__Problem__
Work through the data line by line, gathering every line that has the word "Admin".

__Data__
---

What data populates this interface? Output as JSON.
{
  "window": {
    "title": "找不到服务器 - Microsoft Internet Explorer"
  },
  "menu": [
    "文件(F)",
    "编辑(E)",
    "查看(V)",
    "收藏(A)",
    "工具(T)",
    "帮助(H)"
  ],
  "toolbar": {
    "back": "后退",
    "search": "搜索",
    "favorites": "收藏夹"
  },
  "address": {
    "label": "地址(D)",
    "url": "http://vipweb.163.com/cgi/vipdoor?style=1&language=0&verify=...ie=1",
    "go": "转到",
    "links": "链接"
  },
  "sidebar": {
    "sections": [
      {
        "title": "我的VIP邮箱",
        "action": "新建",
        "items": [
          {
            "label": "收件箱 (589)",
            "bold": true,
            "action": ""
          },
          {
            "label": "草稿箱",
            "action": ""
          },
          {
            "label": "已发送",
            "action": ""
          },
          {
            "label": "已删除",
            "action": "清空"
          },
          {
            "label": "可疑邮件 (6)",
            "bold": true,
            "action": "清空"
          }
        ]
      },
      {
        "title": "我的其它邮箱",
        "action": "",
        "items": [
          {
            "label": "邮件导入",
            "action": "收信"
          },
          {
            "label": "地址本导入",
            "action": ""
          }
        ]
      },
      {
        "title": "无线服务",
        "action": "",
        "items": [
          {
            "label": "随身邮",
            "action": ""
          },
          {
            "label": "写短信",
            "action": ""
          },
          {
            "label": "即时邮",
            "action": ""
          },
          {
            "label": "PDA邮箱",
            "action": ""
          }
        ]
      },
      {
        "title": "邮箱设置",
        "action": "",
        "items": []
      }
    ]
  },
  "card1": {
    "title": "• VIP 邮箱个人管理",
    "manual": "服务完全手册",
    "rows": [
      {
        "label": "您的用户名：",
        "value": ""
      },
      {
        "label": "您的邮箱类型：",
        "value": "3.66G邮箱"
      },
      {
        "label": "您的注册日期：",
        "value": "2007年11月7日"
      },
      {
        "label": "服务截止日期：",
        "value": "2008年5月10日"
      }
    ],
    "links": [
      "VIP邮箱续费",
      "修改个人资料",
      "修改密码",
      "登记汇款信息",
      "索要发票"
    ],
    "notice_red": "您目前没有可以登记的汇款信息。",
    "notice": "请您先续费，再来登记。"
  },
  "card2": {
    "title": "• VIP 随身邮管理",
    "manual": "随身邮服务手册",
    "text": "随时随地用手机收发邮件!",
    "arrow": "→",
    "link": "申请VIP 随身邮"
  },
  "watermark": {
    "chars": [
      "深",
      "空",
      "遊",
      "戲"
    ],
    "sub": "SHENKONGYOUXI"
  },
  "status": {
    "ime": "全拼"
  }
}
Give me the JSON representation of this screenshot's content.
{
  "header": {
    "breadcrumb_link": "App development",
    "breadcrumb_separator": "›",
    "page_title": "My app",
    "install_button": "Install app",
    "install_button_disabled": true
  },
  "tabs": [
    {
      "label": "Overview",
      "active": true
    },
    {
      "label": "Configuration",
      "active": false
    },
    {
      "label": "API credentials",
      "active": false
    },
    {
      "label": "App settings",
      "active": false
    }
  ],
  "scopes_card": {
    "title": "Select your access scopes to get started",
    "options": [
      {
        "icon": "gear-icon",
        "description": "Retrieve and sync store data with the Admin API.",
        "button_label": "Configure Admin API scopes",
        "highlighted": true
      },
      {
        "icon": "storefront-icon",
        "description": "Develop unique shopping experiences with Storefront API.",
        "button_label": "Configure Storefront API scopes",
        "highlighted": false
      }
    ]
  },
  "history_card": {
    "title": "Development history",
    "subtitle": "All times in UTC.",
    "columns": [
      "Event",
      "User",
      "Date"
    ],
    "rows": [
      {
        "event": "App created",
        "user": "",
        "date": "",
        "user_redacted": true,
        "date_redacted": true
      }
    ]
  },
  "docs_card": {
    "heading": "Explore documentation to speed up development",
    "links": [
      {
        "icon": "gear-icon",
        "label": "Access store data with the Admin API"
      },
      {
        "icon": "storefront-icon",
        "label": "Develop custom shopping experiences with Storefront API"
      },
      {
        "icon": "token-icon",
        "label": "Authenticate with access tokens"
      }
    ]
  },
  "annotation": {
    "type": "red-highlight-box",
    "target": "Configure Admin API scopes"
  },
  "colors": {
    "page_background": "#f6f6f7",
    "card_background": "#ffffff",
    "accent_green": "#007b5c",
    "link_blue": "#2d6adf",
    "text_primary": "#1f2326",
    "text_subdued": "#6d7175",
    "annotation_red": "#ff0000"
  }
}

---

__Task response__
        "description": "Retrieve and sync store data with the Admin API.",
        "button_label": "Configure Admin API scopes",
        "label": "Access store data with the Admin API"
    "target": "Configure Admin API scopes"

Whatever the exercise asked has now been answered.